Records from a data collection
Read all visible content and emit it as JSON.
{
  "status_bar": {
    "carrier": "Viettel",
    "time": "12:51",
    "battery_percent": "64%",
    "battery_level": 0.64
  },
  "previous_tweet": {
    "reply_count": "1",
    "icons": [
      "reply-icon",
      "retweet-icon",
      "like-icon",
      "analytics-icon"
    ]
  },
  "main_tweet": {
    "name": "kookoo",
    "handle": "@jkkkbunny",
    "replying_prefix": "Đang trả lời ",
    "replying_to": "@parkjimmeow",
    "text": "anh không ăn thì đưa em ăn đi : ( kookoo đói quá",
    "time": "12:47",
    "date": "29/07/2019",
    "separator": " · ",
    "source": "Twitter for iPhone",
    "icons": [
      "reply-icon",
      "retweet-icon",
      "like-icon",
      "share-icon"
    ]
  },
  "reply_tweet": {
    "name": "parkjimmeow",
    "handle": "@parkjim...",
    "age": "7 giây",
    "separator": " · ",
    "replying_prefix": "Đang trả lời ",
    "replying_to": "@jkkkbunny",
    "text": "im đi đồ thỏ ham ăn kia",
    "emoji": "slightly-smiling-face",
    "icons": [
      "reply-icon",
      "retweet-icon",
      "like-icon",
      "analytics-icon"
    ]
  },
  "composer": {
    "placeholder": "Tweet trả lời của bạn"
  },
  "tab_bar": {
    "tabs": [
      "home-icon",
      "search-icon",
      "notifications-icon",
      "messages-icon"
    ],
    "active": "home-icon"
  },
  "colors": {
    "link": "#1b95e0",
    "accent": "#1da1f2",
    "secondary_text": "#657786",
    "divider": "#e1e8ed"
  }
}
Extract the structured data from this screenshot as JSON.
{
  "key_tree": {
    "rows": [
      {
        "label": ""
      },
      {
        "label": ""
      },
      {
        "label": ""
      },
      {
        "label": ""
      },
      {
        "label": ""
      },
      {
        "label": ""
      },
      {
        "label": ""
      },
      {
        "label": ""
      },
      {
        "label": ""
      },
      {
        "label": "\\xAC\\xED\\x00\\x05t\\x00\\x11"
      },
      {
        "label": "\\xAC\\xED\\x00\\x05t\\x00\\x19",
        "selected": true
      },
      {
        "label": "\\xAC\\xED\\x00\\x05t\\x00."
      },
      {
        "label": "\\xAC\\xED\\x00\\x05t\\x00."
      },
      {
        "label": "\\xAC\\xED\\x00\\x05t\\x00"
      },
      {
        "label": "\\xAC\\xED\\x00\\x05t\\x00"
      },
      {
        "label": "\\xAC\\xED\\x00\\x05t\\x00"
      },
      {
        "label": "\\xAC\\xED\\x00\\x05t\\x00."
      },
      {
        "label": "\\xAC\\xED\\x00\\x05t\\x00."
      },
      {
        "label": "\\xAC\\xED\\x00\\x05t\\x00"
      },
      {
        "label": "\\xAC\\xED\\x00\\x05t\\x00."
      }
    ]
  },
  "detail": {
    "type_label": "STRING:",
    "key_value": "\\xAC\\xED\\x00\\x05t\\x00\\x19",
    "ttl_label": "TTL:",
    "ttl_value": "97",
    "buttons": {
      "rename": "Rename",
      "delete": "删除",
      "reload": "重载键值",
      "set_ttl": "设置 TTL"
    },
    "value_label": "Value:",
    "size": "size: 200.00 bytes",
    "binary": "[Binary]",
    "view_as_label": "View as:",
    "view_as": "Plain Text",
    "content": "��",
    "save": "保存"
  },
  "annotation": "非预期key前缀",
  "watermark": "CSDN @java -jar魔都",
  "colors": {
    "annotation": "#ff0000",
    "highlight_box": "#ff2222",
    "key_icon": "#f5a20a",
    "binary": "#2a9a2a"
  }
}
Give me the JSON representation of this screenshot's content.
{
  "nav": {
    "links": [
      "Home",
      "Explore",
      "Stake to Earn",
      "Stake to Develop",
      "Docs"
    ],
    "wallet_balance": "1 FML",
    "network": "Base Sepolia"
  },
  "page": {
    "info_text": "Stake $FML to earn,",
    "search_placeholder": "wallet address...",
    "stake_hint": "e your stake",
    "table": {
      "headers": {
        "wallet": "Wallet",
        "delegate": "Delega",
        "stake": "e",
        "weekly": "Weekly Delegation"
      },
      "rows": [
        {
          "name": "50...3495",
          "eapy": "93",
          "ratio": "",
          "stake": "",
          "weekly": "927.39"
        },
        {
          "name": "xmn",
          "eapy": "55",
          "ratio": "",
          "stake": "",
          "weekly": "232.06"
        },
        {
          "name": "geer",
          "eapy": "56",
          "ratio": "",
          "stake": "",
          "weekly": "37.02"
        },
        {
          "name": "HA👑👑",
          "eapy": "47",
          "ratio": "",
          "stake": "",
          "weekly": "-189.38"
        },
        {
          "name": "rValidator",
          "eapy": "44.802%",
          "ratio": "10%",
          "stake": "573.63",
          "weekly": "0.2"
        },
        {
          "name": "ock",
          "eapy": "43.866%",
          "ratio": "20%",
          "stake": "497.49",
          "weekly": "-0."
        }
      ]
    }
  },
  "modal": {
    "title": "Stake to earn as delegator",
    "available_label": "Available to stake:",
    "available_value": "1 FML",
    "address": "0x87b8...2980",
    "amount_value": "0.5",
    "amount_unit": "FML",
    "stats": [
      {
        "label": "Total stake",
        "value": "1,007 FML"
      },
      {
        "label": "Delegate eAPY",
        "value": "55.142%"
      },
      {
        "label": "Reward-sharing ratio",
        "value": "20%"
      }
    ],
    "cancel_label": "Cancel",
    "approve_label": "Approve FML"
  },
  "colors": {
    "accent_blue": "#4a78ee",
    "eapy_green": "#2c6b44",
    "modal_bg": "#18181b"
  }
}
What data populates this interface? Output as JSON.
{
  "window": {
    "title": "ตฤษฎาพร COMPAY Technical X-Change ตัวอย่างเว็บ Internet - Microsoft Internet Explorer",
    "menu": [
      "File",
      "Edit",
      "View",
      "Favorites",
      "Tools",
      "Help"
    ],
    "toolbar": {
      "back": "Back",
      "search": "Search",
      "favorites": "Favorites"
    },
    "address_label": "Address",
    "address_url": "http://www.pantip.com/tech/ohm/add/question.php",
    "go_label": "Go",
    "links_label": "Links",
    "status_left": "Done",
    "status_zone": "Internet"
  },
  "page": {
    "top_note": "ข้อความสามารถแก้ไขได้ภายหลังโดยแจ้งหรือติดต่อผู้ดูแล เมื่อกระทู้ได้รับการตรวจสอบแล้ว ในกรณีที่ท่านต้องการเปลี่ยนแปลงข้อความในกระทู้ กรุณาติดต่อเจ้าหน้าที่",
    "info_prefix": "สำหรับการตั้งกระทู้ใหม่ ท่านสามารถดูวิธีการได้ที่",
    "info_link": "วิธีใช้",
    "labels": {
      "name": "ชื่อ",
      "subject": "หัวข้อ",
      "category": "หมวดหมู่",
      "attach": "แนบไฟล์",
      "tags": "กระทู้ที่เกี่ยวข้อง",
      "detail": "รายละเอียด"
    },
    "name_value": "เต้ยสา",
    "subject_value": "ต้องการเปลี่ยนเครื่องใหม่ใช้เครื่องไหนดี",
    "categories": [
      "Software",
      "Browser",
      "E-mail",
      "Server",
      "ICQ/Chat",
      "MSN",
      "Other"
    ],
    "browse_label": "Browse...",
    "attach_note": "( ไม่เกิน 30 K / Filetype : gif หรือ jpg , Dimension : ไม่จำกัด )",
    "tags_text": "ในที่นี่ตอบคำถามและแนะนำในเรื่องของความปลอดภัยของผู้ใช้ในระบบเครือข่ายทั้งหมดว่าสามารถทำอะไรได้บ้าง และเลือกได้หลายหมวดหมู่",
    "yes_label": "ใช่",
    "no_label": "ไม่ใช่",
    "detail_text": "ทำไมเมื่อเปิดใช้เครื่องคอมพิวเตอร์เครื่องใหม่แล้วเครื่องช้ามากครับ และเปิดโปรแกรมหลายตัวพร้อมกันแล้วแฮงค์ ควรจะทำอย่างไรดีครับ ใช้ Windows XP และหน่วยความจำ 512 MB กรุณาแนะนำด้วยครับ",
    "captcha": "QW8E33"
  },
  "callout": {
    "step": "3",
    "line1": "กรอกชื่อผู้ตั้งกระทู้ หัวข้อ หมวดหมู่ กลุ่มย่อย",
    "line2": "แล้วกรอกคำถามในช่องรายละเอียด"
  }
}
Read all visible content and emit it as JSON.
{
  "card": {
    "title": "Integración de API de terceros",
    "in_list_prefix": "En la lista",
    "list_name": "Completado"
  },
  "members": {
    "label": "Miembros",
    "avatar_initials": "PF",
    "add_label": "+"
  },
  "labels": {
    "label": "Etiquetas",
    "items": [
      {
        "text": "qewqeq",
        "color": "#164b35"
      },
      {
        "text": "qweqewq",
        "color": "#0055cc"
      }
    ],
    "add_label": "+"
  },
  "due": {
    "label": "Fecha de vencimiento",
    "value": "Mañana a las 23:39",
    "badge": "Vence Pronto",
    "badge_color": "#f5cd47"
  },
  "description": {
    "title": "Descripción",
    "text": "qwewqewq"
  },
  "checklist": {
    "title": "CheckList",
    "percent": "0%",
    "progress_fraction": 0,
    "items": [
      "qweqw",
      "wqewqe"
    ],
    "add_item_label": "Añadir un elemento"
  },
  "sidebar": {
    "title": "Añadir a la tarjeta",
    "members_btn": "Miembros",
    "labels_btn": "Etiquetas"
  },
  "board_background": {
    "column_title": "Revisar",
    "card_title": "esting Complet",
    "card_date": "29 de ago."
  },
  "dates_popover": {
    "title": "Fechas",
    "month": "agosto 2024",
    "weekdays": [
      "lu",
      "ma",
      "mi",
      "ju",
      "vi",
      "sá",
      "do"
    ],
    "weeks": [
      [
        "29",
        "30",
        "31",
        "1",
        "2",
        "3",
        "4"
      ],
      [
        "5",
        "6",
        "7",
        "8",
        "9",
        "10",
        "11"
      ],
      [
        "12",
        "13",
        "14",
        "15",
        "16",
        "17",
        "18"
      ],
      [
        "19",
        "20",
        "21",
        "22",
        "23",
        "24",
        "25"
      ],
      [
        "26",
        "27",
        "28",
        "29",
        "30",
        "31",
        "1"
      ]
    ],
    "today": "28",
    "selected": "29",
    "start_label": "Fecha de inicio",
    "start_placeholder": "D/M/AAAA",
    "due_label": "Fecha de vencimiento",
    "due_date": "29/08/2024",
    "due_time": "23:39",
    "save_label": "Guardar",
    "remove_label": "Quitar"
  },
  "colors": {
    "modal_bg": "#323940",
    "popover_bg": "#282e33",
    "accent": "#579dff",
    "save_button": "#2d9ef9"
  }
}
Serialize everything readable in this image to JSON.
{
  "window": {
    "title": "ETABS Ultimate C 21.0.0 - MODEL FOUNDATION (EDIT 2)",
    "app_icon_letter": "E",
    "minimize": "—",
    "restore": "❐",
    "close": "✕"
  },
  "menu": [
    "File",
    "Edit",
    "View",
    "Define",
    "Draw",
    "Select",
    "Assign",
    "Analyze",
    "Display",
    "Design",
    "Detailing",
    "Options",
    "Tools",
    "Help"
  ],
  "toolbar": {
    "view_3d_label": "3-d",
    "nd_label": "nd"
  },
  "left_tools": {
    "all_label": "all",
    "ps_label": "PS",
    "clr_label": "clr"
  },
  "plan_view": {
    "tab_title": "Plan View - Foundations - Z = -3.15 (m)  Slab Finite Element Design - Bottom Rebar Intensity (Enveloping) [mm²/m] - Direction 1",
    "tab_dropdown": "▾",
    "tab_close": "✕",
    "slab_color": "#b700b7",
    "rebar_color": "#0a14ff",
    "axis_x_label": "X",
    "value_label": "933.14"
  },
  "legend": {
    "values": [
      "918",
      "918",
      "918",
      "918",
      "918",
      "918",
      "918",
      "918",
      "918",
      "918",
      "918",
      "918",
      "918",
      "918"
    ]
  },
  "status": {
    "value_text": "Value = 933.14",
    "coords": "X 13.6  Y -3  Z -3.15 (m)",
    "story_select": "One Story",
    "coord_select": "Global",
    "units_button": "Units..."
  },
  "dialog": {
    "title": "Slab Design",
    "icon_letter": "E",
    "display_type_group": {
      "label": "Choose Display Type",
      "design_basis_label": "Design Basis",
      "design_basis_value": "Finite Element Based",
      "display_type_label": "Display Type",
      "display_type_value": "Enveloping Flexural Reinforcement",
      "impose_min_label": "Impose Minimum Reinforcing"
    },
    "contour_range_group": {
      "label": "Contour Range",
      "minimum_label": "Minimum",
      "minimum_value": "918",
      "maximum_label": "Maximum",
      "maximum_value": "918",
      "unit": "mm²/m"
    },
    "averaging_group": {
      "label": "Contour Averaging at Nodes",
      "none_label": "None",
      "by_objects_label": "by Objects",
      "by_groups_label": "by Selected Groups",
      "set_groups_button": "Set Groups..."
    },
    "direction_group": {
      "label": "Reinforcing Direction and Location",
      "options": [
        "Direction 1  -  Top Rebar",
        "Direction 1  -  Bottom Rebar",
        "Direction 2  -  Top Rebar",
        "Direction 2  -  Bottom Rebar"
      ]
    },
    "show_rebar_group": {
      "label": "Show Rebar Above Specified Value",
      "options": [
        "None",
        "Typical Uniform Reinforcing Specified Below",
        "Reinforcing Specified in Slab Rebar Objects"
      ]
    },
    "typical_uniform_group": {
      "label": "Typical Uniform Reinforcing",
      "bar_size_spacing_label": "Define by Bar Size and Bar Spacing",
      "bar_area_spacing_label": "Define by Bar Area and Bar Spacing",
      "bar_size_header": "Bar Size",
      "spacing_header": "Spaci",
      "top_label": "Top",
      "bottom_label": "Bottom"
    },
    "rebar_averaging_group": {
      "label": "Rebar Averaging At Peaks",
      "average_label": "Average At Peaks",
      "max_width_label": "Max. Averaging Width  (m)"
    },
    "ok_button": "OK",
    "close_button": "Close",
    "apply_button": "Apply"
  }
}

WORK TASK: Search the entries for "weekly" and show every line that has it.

SOLVED PROBLEM:
        "weekly": "Weekly Delegation"
          "weekly": "927.39"
          "weekly": "232.06"
          "weekly": "37.02"
          "weekly": "-189.38"
          "weekly": "0.2"
          "weekly": "-0."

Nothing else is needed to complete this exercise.